The corps' Memphis district put more staff on the ground to monitor the rivers and levees in the Cairo and New Madrid, Mo., areas Saturday. The corps is now in its "phase two" of flood-fighting activities.
Emergency field officers at Cape Girardeau, Cairo and Dyersburg, Tenn., are now closely monitor area levees, floodwalls and pumping stations, Jim Pogue, the district's chief public affairs officer, said Monday.
The area of flooding is in the northernmost portion of the district in and around Cairo and New Madrid, at and below where the Ohio meets the Mississippi. The river stage hit 52.6 feet at Cairo at 9 a.m. Monday and the corps is expecting a prolonged level of 52.5 feet. Flood stage at Cairo is 40 feet.
Corps personnel monitoring flood works in the district are also making technical and material assistance available to local communities and flood control organizations to help in any flood-fighting efforts.
"We're concerned about life and the property of people who are protected by those levees," Pogue said.
Pogue said that the corps' Emergency Operations Center staff monitoring the flood works have reported to him small boils in areas of the levee.
"The thing we watch for is to make sure the water is clear and isn't carrying any sediment with it. That could mean there's some actual erosion taking place," he said. "It's OK to have boils as long as the water is running reasonably clear."
The EOC is staffed 12 hours per day, with personnel on call 24 hours a day. The Memphis district's flood control system has prevented more than $4.3 billion in flood damages and protected more than five million acres of cropland in the last decade, according to the corps.
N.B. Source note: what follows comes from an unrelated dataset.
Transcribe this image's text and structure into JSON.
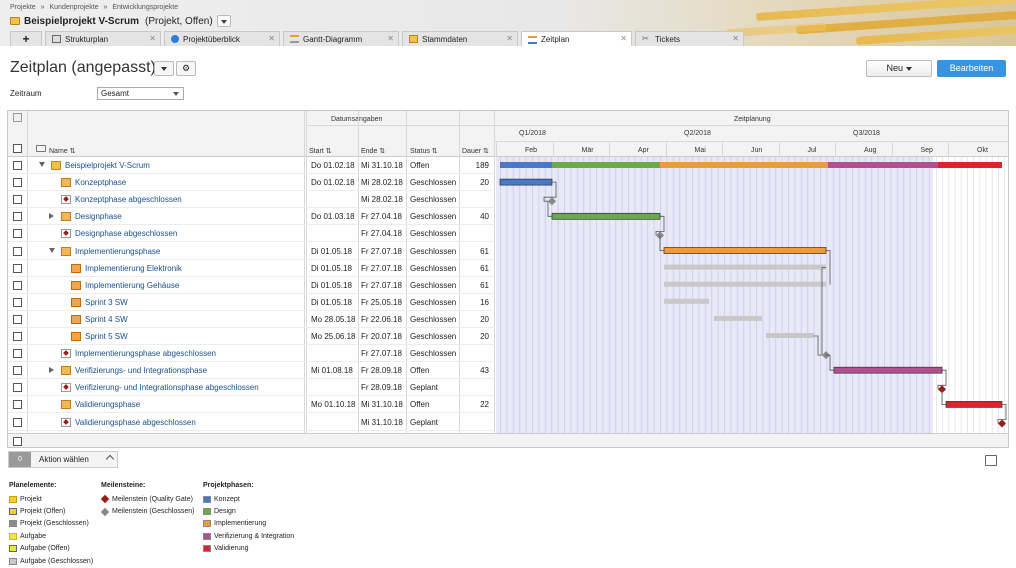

The river stage at Cape Girardeau on Monday was 33.1 feet, with a slow but steady fall expected. Flood stage in Cape Girardeau is 32 feet.